Protect yourself:
Never leave your garage door opener in your car.
Always make sure your garage door is closed and locked, with the inside door secure.
Don’t tempt fate—try not to use the garage as a hiding place for gifts.

5. Display the tree, not the gifts.

For many families, a perfectly picturesque holiday includes the Christmas tree, all done up with lights, ornaments, and beautifully wrapped gifts, displayed in front of the living room window. Trouble is, it’s a scene crooks also like to see.

Protect yourself:
Don’t put out your gifts until Christmas Eve.
Dispose of product boxes at a recycling center, not your garbage cans.

All it takes is one thief’s determination to potentially ruin your holiday. Remain vigilant this Christmas!

Source: NAR’s

Read more:

6 Tips for Terrific Holiday Lights

Get terrific holiday lights by following these six tips for holiday lights from Mary Beth Gotti, director of the GE Lighting & Electrical Institute:

  • Know your lights. If you’re buying new lights, make sure they’re compatible with your existing light strings.
  • Unsure how many lights you need for your tree? Figure 100 to 150 lights per vertical foot of the tree.
  • Use LED holiday lights on your tree. LED holiday lights use up to 80% less energy and are cooler than traditional incandescent lights.
  • Add movement. Want that snowflake display to sparkle or your eight tiny reindeer to trot? Give the illusion of movement with color changing lights. Many options are available, including twinkling, chasing, and fade-in, fade-out styles. New this year: cascading icicles with a circuit that gives off a melting effect.
  • Mix lighting styles. To make holiday lighting stand out, pair strings of different sized lights together to add depth to decor. On the tree, set a base of white lights at the bottom and continue upward, adding strands of large bulbs and novelty lights for color and variety.
  • Find inspiration. Every year, thousands of tree lighting ceremonies take place all over the country. Draw ideas from these magical designs. One of the most renowned tree lightings is the National Christmas Tree in President’s Park, a tradition that began in 1923.
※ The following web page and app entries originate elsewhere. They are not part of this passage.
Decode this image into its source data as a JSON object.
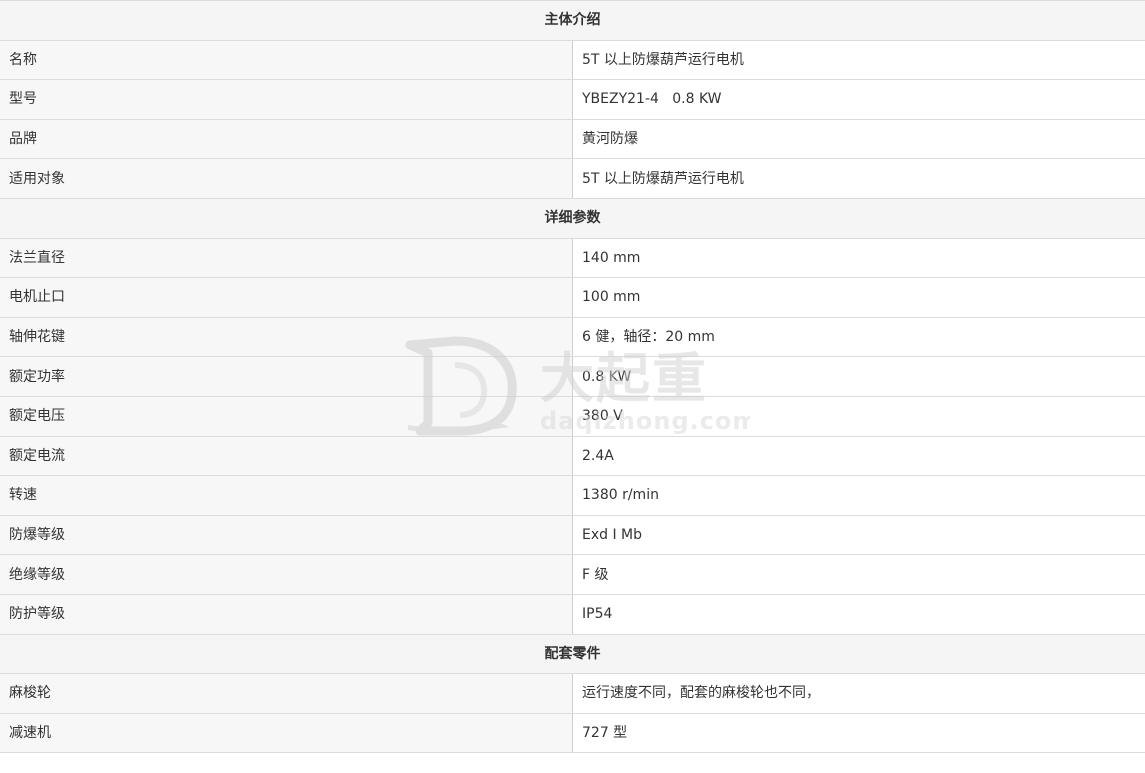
{
  "sections": [
    {
      "title": "主体介绍",
      "rows": [
        {
          "label": "名称",
          "value": "5T 以上防爆葫芦运行电机"
        },
        {
          "label": "型号",
          "value": "YBEZY21-4   0.8 KW"
        },
        {
          "label": "品牌",
          "value": "黄河防爆"
        },
        {
          "label": "适用对象",
          "value": "5T 以上防爆葫芦运行电机"
        }
      ]
    },
    {
      "title": "详细参数",
      "rows": [
        {
          "label": "法兰直径",
          "value": "140 mm"
        },
        {
          "label": "电机止口",
          "value": "100 mm"
        },
        {
          "label": "轴伸花键",
          "value": "6 健，轴径：20 mm"
        },
        {
          "label": "额定功率",
          "value": "0.8 KW"
        },
        {
          "label": "额定电压",
          "value": "380 V"
        },
        {
          "label": "额定电流",
          "value": "2.4A"
        },
        {
          "label": "转速",
          "value": "1380 r/min"
        },
        {
          "label": "防爆等级",
          "value": "Exd I Mb"
        },
        {
          "label": "绝缘等级",
          "value": "F 级"
        },
        {
          "label": "防护等级",
          "value": "IP54"
        }
      ]
    },
    {
      "title": "配套零件",
      "rows": [
        {
          "label": "麻梭轮",
          "value": "运行速度不同，配套的麻梭轮也不同，"
        },
        {
          "label": "减速机",
          "value": "727 型"
        }
      ]
    }
  ],
  "watermark": {
    "brand_text": "大起重",
    "domain_text": "daqizhong.com",
    "icon": "dq-logo-icon"
  }
}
    Source: GE Lighting & Electrical Institute
    From: NAR’s

Read more: